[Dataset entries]
[Start of section]
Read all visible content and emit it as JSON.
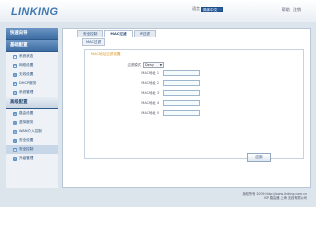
{
  "brand": {
    "logo_text": "LINKING"
  },
  "topbar": {
    "language_label": "语言",
    "language_value": "简体中文",
    "links": [
      "帮助",
      "注销"
    ]
  },
  "sidebar": {
    "quick_wizard": "快速向导",
    "basic_config": "基础配置",
    "basic_items": [
      {
        "label": "系统状态",
        "icon": "status-icon"
      },
      {
        "label": "网络设置",
        "icon": "network-icon"
      },
      {
        "label": "无线设置",
        "icon": "wireless-icon"
      },
      {
        "label": "DHCP服务",
        "icon": "dhcp-icon"
      },
      {
        "label": "系统管理",
        "icon": "system-icon"
      }
    ],
    "advanced_config": "高级配置",
    "advanced_items": [
      {
        "label": "路由设置",
        "icon": "route-icon"
      },
      {
        "label": "虚拟服务",
        "icon": "virtual-icon"
      },
      {
        "label": "WAN介入控制",
        "icon": "wan-icon"
      },
      {
        "label": "安全设置",
        "icon": "security-icon"
      },
      {
        "label": "安全控制",
        "icon": "lock-icon"
      },
      {
        "label": "升级管理",
        "icon": "upgrade-icon"
      }
    ]
  },
  "main": {
    "tabs": [
      "安全控制",
      "MAC过滤",
      "IP过滤"
    ],
    "active_tab": 1,
    "subtab": "MAC过滤",
    "fieldset_title": "MAC地址过滤设置",
    "mode_label": "过滤模式",
    "mode_value": "Deny",
    "mac_rows": [
      {
        "label": "MAC地址 1",
        "value": ""
      },
      {
        "label": "MAC地址 2",
        "value": ""
      },
      {
        "label": "MAC地址 3",
        "value": ""
      },
      {
        "label": "MAC地址 4",
        "value": ""
      },
      {
        "label": "MAC地址 5",
        "value": ""
      }
    ],
    "apply_label": "应用"
  },
  "footer": {
    "line1": "版权所有 2009 http://www.linking.com.cn",
    "line2": "ISP 路由器 上海 无线有限公司"
  },
  "colors": {
    "accent": "#3e6da3",
    "title_orange": "#d8941e",
    "input_bg": "#f4fbfd"
  }
}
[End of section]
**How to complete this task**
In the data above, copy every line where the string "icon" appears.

**Task answer**
        "icon": "status-icon"
        "icon": "network-icon"
        "icon": "wireless-icon"
        "icon": "dhcp-icon"
        "icon": "system-icon"
        "icon": "route-icon"
        "icon": "virtual-icon"
        "icon": "wan-icon"
        "icon": "security-icon"
        "icon": "lock-icon"
        "icon": "upgrade-icon"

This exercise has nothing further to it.